contrast optical microscope in which
you can see the different parts of the
cells that are dark or light depending
on the density. In the interference
microscope you can see the surface
property and in particular the dense
particles show like an elevation:
nuclei, mitochondria and lysosomes
appear like hilltops while the
inclusions with a lower refractive
index like vesicles and vacuoles
appear like depressions.
The phase contrast allows to see the cells increasing their contrast and the interference microscope
allows also to increase the resolution.
This is a fibroblast under different types of microscopes:
1.The first one is a brightfield
microscope, in which essentially the
cells appear 2D and there is no
contrast between the different areas
of the cell.
2. The second picture is the same cell
under the phase contrast microscope
there it increased the contrast and I
can see the different areas with
different density. Under the
differential interference microscope,
it’s also focused on the surface of the
cell so you can see an increase 3D.

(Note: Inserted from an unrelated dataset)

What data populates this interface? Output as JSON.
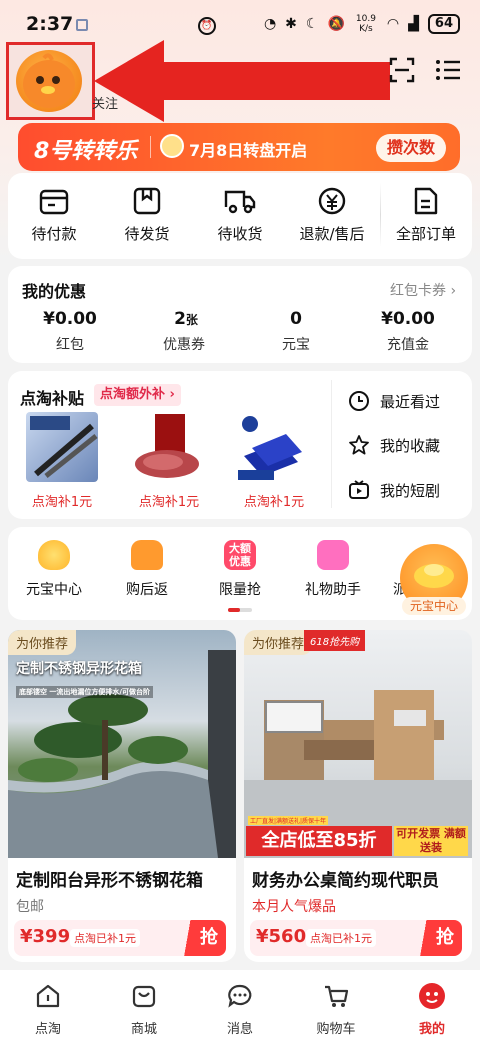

So, you can see how different microscopes allows to see different details with the same